Abstract: This paper uses a two-period model to analyze competition for high-quality labor in a professional sports market. Leagues vertically differentiate their products by competing for the services of a small number of stars, thereby endogenizing the cost of product quality. If utility is linear or convex in the number of stars, one league successfully employs all of them. This grouping of stars results in an equilibrium market structure of either a monopoly or a duopoly, depending on the opportunity costs of players and the number of consumer. Market efficiency of the resulting equilibrium is then discussed.

Carree, M.A. and Thurik, A.R.

"The carrying capacity and entry and exit flows in retailing"

JEL codes:
Keywords: Carrying capacity; Entry rate; Exit rate

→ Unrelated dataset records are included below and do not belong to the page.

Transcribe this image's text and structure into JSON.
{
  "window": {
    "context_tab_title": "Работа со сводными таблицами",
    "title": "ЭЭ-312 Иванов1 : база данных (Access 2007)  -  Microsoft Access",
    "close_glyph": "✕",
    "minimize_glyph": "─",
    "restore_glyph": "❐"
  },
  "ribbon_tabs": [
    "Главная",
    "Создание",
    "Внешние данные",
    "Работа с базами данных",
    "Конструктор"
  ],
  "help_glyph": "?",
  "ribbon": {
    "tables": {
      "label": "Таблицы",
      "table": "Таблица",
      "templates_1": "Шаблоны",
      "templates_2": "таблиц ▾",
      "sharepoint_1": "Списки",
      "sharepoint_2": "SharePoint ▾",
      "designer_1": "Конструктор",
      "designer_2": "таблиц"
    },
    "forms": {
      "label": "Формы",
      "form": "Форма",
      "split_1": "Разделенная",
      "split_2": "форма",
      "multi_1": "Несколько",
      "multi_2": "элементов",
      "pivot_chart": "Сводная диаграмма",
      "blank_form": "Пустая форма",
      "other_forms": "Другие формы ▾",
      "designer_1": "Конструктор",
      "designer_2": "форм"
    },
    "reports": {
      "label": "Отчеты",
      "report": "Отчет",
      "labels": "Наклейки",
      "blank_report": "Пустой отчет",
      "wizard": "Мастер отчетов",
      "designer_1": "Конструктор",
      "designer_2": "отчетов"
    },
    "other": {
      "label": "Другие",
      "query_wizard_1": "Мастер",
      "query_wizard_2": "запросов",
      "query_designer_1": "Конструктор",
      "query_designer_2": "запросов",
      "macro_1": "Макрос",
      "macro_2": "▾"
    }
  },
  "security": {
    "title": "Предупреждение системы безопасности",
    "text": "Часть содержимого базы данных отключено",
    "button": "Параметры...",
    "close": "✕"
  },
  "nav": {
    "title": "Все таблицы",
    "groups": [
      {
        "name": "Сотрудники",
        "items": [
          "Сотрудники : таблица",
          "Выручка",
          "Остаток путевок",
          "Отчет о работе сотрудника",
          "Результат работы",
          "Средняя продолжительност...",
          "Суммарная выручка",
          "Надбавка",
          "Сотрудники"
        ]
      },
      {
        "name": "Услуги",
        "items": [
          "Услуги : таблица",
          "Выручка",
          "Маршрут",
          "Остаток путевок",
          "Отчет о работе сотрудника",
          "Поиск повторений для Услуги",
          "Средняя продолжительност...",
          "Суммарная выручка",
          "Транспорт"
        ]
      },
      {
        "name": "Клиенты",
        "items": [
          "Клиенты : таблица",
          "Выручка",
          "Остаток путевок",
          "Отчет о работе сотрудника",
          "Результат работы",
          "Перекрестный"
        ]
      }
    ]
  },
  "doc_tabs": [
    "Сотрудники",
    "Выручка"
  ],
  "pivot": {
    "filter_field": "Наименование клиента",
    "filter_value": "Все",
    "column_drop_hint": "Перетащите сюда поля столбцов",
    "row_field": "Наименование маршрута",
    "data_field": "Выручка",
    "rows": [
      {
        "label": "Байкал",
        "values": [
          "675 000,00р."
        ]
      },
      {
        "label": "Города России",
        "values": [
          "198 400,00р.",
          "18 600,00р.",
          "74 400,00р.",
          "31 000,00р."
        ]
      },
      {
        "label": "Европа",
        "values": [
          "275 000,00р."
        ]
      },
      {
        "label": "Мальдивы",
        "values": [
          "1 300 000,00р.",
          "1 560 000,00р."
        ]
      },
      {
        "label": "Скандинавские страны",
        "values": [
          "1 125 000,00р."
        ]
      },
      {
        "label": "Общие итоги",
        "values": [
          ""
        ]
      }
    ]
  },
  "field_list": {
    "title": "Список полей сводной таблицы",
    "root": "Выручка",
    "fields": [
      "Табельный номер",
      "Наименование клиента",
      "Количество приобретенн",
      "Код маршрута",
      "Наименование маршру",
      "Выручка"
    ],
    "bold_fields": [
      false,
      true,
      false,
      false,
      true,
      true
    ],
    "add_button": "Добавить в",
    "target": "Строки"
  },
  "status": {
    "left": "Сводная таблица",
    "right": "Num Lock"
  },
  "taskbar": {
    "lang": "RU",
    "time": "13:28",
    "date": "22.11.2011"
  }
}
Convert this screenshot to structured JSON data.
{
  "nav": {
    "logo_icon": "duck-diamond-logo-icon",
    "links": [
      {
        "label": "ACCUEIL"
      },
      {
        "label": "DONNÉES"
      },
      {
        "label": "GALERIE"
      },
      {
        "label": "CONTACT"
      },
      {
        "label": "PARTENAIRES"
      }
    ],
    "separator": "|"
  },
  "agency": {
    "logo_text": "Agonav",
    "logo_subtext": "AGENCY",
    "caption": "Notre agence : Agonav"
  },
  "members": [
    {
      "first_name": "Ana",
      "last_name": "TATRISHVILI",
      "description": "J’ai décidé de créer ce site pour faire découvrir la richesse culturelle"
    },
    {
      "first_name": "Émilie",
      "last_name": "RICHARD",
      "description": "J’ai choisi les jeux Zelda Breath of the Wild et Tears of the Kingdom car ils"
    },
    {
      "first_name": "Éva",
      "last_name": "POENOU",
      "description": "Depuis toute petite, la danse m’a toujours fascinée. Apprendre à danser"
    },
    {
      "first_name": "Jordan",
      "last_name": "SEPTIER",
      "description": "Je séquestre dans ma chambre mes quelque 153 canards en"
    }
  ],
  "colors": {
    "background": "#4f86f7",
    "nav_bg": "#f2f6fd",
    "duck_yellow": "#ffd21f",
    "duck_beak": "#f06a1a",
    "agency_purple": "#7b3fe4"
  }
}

Abstract: This paper introduces a new theory explaining entry and exit rates. According to our model emphasizing the carrying capacity of a market, net entry is a reaction to a disequilibrium situation. This is a situation in which the number of firms in the market is unequal to the carrying capacity of that market. We derive an expression for the carrying capacity and also some testable implications. We investigate the speed of adjustment towards equilibrium, the effect of changes in consumer demand on the carrying capacity and the relative importance of entry and exit in the adjustment process. The theoretical model is tested using a panel data set of 22 retail industries for the 1981-1988 period.

Audretsch, David B. and Santarelli, Enrico and Vivarelli, Marco

"Start-up size and industrial dynamics: some evidence from Italian manufacturing"

JEL codes: L11; L60
Keywords: Entry; Growth; Survival; Industry evolution

Abstract: The aim of this paper is to shed some light on industry dynamics in Italy. For this purpose we use a large and comprehensive longitudinal data base, identifying the start-up of new manufacturing firms and their subsequent post-entry performance. This enables us to link the survival and growth of firms in each manufacturing industry specifically to their start-up size. While in a tobit regression (at the two-digit level) we find no evidence to link start-up size with survival, the growth rates are negatively and significantly correlated with initial size. As in previous studies dealing with other countries, this evidence suggests that Gibrat's Law fails to hold, at least for small, new-born manufacturing firms.

Vickrey, William S. (with a foreword by Anderson, Simon P. and Braid, Ralph)

"Spatial competition, monopolistic competition, and optimum product diversity"

JEL codes: D43, L13, R32
Keywords: sequential entry, pure profits, circle model, sophisticated entry

Abstract: This is a replication of a passage from William Vickrey's (1964) book Microstatics, which presents important results in spatial competition and monopolistic competition.

Wambach, Achim

"Bertrand Competition under Cost Uncertainty"

JEL codes:
Keywords: Bertrand competition, risk-averse firms, oligopoly, uncertainty

Abstract: The Bertrand paradox states that two firms are sufficient for perfect comeptiton. By introducing risk-averse firms under cost uncertainty we show that this result no longer holds. If firms are required to meet demand, a price above the competitive price can be sustained even if the number of firms gets large. Furthermore, in contrast to standard oligopoly models, increasing the market size and increasing the number of firms by the same proportion will lead to an increase in price.
A numberical example illustrates the results.

Bac, Mehmet and Saglam, Ismail

"Managerial defections, promotion criteria and firm growth"

JEL codes: M12; L14
Keywords: Sunk growth; Bayesian equilibrium; Ability acquisition; Promotion

Abstract: Junior managers' learning decisions and career expectations, promotion criteria, and parent firms' growth strategies are interdependent. We study this interdependence in a two-stage game where a junior manager invests in   unobservable industry-specific learning in response to the firm's growth strategy. In the absence of a credible promotion criterion the firm is unable to insure itself fully against defections, growth is low and ex-post regrettable managerial promotions may occur. Hicher growth relaxes promotion decisions and erodes managers' learning incentives, whereas lower growth generates the opposite effect but increases the likelihood of defections.